Track is a parallel array. The first <when> element matches the first <gx:coord> element, the second with the second, and so forth. The <when> element identifies the point on the time slider, and the <gx:coord> the matching location. Google Earth draws a line between each position visible in the time slider. Track also supports <gx:angles>, which allows you to define the heading of a model at any point along the way. If not defined in <gx:angles>, Google Earth will change the orientation of the Model based on the direction between the current position and the one previous.

Since you’re only creating one Track element, instead of re-creating a bunch of <LineString> elements for every time segment, your KML files will be much smaller. In fact, the more coordinates you have, the more benefit you’ll see from it.

One more feature that is really compelling is that you can add <gx:SimpleArrayData> elements to <SchemaData>. <gx:SimpleArrayData> allows you to add a matching array of your own data. In the sample posted here heart rate, cadence and power are added to each point, and when Elevation Profile is turned on in Google Earth, it allows you to view that data as well, as you can see below.

For more information, check out the session Josh Livni and I did at Google I/O, and the KML reference for <Track> and <MultiTrack>.

Mano Marks, Geo APIs Team
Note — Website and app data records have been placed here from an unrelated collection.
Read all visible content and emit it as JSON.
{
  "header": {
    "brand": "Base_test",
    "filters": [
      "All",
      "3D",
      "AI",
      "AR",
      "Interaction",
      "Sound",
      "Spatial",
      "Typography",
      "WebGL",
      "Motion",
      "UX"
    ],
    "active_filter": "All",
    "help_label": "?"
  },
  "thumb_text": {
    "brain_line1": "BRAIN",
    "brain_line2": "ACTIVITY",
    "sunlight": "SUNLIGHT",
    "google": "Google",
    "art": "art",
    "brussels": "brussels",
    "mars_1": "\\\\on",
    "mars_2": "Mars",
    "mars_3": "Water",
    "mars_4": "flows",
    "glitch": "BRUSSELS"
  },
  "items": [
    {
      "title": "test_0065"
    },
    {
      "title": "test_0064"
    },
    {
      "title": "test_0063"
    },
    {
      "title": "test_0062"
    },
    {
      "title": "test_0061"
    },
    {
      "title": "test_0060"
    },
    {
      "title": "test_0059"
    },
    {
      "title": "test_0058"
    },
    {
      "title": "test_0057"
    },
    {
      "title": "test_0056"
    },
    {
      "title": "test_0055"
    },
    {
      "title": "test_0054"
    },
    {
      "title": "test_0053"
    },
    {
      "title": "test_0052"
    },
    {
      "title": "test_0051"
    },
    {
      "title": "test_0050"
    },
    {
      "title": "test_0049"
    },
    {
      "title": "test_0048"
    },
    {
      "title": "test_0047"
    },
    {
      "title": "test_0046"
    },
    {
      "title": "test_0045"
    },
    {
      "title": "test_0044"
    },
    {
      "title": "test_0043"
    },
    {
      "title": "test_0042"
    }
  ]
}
Six months ago, we released a bevy of new articles to help with your coding through the dark winter months. OK, they were not so dark South of the equator, but here in Mountain View, well, it rained a few times. Anyway, now that it’s winter South of the equator, and for all of you developers in the North who can’t go out in the sun, we have released your summer reading list. These articles are hot off the digital presses, so enjoy them while they’re fresh.

Fun with MVC Objects

This article presents a basic introduction to using MVC objects within V3. You will learn how to use the Maps Javascript API V3 MVC framework to create objects that automatically respond to state changes. You will build a resizable distance widget and by the end, you'll have a greater understanding on what MVC objects are, how to use them, and why they're just so "awesome".

Geocoding Strategies

Ever wondered whether you should use client-side or server-side geocoding? Actually, if you haven’t, you should and this article is for you. In it, you’ll learn why client-side geocoding is so cool, and when and even if you should ever use server-side geocoding.

Using Google Sites to Host Your KML

A couple of years ago, we released an article on hosting KML on Google Pages. Well, Pages is no more, and has become Google Sites. This is an article for a beginning developer who just wants to put their KML up on the web.

External Article: Google Maps API v3: Developing for Mobile Devices

Chad Killingsworth, who presented with me at Google I/O in our Map once, map anywhere session, has a great article up summarizing some of the lessons he has learned about developing Google Maps API applications for V3. We added a link to his article on our articles page for the Google Maps API.

So enjoy your summer reading! We’re doing our best to prevent your sun burn.